As war broke out in Europe, Gertrude’s brother Jess preempted U.S. involvement by volunteering for the Canadian military. He was assigned to the 72nd Canadian Seaforth Highlanders, and, according to the San Francisco Chronicle, was the first San Franciscan to serve in France. Injured, he was twice sent to a military hospital in London to recover. Gertrude gave him the name and address of an old friend who had lived on Jersey Street at Vicksburg (just around the corner from the Barnett home on 24th Street and Vicksburg), but now lived in England. Jess dutifully looked up this friend, Yetta Sylvester, during his first convalescence, and, when he found himself injured and recovering a second time, he visited her daily. When Jess visited his mother Mary in the summer of 1918 he must have been smitten with Yetta, if not exhausted from war, because he returned to France on November 2—nine days before the cease of hostilities. A month later, he married Yetta.

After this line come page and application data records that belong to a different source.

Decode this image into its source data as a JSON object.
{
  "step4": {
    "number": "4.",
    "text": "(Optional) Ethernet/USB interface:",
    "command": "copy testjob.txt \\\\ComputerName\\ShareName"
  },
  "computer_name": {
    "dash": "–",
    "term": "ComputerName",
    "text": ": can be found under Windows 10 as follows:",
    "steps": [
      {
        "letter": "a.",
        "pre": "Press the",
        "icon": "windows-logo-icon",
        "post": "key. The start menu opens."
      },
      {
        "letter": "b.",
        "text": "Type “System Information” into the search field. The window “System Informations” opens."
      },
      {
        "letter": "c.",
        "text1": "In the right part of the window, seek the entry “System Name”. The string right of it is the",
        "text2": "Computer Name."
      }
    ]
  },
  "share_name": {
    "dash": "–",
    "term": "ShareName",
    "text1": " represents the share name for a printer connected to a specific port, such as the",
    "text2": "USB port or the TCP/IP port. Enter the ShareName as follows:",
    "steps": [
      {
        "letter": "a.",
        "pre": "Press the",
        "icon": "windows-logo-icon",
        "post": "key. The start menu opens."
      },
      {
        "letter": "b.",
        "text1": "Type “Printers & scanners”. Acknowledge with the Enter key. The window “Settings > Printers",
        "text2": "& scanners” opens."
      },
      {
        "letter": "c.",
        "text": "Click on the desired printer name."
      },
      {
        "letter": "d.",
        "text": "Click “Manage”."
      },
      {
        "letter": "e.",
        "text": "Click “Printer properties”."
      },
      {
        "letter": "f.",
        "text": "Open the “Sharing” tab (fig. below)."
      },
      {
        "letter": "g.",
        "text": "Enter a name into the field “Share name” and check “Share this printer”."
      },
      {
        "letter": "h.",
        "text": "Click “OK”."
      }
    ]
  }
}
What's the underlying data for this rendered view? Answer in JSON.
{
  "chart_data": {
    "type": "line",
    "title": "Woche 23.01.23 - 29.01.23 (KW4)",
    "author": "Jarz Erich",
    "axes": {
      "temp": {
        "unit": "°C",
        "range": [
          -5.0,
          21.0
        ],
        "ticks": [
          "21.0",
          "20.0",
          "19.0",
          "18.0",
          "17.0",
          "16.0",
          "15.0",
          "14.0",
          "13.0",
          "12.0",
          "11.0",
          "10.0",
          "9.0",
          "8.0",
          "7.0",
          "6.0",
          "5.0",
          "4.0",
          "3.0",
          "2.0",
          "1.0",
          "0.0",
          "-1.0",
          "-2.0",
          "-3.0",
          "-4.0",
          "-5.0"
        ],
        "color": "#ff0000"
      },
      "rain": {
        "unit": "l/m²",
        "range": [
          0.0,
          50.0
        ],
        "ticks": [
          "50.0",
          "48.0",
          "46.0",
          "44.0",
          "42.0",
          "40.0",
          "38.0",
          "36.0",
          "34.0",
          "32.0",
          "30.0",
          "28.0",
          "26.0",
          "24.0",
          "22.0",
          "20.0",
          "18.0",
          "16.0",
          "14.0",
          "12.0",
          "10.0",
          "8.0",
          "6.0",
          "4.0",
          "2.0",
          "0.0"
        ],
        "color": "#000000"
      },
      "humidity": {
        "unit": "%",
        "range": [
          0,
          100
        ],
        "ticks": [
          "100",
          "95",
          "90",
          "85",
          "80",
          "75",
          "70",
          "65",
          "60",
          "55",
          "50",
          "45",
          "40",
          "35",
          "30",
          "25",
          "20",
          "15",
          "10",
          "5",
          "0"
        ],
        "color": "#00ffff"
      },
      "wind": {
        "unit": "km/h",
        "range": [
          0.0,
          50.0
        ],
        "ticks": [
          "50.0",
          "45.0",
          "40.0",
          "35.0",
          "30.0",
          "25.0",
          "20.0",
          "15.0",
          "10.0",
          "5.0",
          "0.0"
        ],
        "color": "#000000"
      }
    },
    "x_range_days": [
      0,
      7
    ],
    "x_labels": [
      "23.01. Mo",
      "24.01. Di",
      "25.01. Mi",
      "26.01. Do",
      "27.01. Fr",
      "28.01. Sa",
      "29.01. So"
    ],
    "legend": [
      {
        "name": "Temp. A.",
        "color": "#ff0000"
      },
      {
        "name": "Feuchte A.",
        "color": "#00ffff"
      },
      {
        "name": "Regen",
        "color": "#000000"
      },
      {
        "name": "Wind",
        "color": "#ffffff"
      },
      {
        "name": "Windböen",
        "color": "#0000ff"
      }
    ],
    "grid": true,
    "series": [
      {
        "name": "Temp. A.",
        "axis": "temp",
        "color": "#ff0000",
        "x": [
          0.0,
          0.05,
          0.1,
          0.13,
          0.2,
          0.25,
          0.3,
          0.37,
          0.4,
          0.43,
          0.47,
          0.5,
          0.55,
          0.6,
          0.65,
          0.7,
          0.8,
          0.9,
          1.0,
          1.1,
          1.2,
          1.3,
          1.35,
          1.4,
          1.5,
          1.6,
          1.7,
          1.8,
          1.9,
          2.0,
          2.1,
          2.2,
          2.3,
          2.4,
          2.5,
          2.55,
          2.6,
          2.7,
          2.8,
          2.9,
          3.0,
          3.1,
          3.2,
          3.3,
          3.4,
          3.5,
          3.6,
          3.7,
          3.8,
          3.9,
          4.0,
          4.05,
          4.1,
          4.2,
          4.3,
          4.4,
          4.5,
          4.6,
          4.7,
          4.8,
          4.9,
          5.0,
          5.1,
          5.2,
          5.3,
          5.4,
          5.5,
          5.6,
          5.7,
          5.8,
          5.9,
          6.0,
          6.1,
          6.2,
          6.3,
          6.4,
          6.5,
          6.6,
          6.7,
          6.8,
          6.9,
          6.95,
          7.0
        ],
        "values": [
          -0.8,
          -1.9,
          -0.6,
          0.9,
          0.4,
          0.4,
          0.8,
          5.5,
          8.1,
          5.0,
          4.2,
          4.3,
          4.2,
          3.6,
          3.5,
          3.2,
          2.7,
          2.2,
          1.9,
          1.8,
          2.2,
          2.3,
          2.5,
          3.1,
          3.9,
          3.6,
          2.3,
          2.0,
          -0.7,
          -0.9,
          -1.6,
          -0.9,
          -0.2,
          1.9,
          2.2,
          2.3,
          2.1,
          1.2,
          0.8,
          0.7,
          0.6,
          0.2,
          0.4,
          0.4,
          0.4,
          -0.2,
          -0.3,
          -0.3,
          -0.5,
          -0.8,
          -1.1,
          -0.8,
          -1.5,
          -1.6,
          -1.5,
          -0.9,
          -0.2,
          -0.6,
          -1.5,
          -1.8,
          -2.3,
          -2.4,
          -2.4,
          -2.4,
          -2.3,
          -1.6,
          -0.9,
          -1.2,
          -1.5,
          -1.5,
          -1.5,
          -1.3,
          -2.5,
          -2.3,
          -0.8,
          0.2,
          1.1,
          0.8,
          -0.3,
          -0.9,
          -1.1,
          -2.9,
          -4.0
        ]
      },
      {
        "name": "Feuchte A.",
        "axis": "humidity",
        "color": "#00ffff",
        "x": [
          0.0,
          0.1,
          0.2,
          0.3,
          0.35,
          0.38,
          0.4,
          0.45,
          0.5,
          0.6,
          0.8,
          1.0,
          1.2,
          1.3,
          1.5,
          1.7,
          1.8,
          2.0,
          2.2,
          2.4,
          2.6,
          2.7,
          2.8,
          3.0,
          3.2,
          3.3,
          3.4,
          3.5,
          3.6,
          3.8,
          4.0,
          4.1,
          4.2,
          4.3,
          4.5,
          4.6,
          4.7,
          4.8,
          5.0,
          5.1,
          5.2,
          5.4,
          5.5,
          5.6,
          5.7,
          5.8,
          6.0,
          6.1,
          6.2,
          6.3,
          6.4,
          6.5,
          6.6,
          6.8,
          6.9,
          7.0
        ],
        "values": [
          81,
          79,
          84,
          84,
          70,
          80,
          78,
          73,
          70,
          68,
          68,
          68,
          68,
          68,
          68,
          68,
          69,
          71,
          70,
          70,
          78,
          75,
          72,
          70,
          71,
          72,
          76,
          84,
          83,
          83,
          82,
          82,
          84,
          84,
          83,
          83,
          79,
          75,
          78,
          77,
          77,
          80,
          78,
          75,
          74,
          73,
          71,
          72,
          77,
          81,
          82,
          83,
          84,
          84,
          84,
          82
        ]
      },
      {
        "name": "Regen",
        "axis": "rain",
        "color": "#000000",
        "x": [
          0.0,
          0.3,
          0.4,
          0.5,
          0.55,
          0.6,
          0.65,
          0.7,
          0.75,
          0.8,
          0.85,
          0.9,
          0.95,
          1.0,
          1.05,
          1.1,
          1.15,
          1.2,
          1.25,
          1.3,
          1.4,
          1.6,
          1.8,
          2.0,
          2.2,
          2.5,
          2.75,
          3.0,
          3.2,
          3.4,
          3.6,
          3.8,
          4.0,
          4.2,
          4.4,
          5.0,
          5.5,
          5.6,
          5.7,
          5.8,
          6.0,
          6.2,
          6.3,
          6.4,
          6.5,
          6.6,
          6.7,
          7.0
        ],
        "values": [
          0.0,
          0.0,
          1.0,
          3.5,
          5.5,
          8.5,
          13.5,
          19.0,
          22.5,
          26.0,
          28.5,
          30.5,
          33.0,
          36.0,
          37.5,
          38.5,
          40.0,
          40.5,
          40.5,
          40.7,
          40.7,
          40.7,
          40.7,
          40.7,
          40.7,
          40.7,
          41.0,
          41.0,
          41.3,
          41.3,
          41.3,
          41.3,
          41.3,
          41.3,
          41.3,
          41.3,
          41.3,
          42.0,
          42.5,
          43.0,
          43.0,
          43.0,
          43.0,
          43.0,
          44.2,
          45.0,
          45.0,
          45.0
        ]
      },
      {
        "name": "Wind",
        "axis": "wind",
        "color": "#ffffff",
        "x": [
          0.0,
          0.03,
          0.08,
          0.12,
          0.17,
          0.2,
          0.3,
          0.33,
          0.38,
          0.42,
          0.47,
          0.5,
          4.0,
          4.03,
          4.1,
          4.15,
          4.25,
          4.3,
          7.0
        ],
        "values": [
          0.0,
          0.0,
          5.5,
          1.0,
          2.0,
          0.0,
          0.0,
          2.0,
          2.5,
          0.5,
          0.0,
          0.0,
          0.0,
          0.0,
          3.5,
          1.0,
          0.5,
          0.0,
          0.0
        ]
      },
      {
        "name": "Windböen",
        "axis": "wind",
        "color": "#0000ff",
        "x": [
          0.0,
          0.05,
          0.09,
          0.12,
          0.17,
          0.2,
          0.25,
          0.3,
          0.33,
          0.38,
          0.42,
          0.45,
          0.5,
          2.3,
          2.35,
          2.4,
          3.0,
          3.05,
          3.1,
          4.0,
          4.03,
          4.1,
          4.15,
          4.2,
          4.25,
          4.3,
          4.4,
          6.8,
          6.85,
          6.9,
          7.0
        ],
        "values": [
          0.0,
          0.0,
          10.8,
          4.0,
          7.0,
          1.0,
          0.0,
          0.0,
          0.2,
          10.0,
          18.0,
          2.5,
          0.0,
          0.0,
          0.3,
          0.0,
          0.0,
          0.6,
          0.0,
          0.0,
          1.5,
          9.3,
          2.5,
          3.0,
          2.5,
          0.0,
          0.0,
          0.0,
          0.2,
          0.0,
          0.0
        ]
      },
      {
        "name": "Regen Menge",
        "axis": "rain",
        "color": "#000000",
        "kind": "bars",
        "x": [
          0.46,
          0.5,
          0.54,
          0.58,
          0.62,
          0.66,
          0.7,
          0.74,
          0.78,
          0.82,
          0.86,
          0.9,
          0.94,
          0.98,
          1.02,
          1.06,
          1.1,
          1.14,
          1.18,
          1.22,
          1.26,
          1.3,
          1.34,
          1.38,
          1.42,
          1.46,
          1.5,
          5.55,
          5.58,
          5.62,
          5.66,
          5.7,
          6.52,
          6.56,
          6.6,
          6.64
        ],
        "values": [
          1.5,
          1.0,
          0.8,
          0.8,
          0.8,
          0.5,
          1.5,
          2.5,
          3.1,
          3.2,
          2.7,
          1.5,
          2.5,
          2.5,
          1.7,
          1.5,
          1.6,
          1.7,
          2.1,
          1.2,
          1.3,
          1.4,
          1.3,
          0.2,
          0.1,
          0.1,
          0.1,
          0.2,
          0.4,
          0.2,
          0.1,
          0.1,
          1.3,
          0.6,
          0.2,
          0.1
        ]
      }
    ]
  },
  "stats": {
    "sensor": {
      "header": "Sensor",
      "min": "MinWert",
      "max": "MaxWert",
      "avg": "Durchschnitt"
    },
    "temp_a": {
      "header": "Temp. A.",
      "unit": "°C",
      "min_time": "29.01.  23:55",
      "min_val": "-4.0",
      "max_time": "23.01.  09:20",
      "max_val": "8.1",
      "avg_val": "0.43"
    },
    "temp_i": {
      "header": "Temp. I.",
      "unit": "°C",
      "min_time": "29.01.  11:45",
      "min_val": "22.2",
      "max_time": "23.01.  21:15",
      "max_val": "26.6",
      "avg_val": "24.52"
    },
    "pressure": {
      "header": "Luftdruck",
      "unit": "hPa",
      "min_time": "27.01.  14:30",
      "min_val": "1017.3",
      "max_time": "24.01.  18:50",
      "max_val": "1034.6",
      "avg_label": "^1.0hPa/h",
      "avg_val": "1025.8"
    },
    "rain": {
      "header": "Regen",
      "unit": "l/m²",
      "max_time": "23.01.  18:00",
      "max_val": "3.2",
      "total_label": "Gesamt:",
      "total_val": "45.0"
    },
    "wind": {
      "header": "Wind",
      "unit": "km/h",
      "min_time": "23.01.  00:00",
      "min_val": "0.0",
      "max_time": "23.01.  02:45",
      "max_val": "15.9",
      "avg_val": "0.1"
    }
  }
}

Gertrude spent the war in San Francisco, living at 1450 Clay Street with her mother and two brothers, Mark and Irving. In 1923, around when our photograph was taken of Gertrude on top of Twin Peaks, she invented and patented a thoroughly modern teapot that looks quite similar to a handbag. She survived a depressed 1930s but seems to have weathered the 1940s a bit worse for the wear. Around 1944, Gertrude began exhibiting “nervous” symptoms under the care of a Dr. Leeds, and occasionally found herself in the hospital. Yet she pops up in the San Francisco Examiner during the second World War at events hosted by the Western Women’s Club and the Society for Sanity in Art which, hilariously, was an American artist’s society opposed to all forms of modern art.

Barnett's handbag tea pot patent.
Barnett’s handbag tea pot patent.

Gertrude remained unmarried and falls off our historical radar until 1959, when she’s struck by a vehicle while crossing the street. Represented by the law firm of Barnett & Robertson (perhaps of relation?), she sues the driver, William E. Keilig. She wins and Kelig is found at fault, but conflicting eyewitness testimony casts doubt on the severity of her injuries, and her claim that the accident had left her “nervous and emotionally upset” was undermined by medical records proving she had suffered from those symptoms for some time. Gertrude appeals the low award of $1,500, but it is upheld.

Gertrude’s road companion, George Hughes, atop Twin Peaks.
Gertrude’s road companion, George Hughes, atop Twin Peaks. (Courtesy of a private collector).

Nothing more is known about Gertrude or how she knows George Hughes, who surveys San Francisco beside her from atop Twin Peaks. Do you know more of her story? Email or send us a tip using the contact button on the display page of her photo.

• “Society Weddings and Engagements Take Place,” San Francisco Chronicle, December 21, 1913:
• 1920 Census:
• 1930 Census:
• “First S.F. Man To Face Enemy Brings Bride,” San Francisco Chronicle, June 8, 1919:
• San Francisco Directory, 1940:
• Teapot patent:
• Barnett V. Keilig:
• “Public School Graduation in Park Will Be Unusual and Novel Scene,” San Francisco Call, June 1, 1906:
• “Navy Nurse Corps,” American Journal of Nursing, October 1942:
• Fang Family San Francisco Examiner Photo Archive, Finding Aid: